One of the things I've noticed with myself is that if I don't draw, my skills go down. And because I haven't drawn in weeks, my skill is suffering right now. It actually feels like I've never drawn in my life and it's feels very discouraging. So my word of wisdom: keep drawing and don't stop!
But suppose you, like me, want to improve quicker. Yes, quicker! I remember reading an article where the writer states that Japanese comic artist skills increase rapidly overtime because of the deadlines they fight to meet. A tumblr post I came across last week broke it down even more.
The ever elusive question: How do I get better 'quicker'? Well.. it involves a lot of sketchbooks, sketches, trial and error, studies and hard work - and that
doesn't come quickly. 30+ Sketchbooks, 3000+ pieces of paper, 10,000+ sketches
Check out his post, he got pictures to demonstrate!
For me, I'm setting to draw on 10-20 sheets of copy paper on both sides daily. Along with that are studying and observing, working hard and pushing myself without over exerting yourself. I want to get better at what I love to do. It pains me to look at my embarrassing gallery. So this is important. For me right now, life drawing, perspective, figure drawing are on the top of my list.
Another thing I wanted to add since I'm on the topic of skill improving, for 2 years I have been considering very strongly on whether to go to an art school/university or just stick with teaching myself. There are plenty of artists I've come across who are really good and never went to art school nor receive any formal training (if very little). Adam Hughes is one of them.
I was reading Richard Williams' Animator's Survival Kit and one advice he had given stuck out to me. He stated:
"[M]y mother had once said, 'When you go to art school, you'll find everybody sitting around practicing how to do their signature,' and sure enough,
there they were, some of them doing just that.
She also gave me this great advice: 'Don't try to develop a style. Ignore style. Just concentrate on the drawing and style will just occur.
I felt that that's important to mention because often times I've seen people jumping the band wagon trying to develop a style. I was one of them. But I want to be a good draftsman, er, woman, something Richard Williams emphasize if one wants to be a good animator. So fundamentals first and everything else will follow.

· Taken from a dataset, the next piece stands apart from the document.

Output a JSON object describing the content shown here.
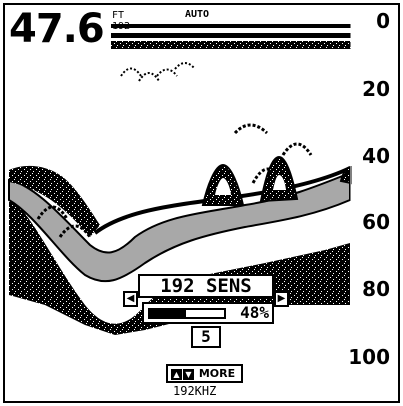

You may be thinking why must I draw all that much? Have you seen Kim Jung Gi draw? The guy drew on big roll of paper on the wall with a sharpie and no guide lines nor penciling. I've read people's comments, expressing their awes and wondering how he could get the proportion and perspective accurately without any guide. And these are illustrators with 10+ years of experience awing over this. I'm in awe of the guy's expertise but it's obvious why he's that good. He was always drawing, no doubt practice relentlessly. If you tell me talent, then that only played a small part.
So draw, my friend, draw!!! Now if you would excuse me, I'm gonna go draw.